Gather each line of the records where "icon" appears.

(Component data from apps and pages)
=======

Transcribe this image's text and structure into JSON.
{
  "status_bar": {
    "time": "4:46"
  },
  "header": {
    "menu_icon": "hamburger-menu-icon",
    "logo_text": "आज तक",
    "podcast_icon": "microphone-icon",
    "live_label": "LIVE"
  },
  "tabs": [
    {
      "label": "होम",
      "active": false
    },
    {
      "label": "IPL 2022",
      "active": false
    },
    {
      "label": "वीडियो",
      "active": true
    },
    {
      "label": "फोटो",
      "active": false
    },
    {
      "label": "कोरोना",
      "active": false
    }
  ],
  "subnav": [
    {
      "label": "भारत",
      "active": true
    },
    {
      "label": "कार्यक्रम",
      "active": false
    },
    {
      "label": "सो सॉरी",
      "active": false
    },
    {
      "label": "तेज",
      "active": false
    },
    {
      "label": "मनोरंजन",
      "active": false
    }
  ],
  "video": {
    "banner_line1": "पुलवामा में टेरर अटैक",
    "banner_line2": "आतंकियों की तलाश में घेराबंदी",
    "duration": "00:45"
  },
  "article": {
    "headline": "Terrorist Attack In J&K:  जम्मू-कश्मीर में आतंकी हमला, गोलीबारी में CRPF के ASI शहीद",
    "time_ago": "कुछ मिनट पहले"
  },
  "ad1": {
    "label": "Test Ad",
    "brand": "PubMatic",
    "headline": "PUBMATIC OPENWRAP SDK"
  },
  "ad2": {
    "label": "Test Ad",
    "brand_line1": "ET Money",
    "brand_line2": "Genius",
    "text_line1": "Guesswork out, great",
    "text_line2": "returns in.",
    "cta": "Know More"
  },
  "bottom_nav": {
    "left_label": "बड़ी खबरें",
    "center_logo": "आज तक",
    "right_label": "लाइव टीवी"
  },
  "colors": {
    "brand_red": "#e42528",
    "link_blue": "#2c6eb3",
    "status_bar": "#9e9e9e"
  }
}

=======

* [Task response]:
    "menu_icon": "hamburger-menu-icon",
    "podcast_icon": "microphone-icon",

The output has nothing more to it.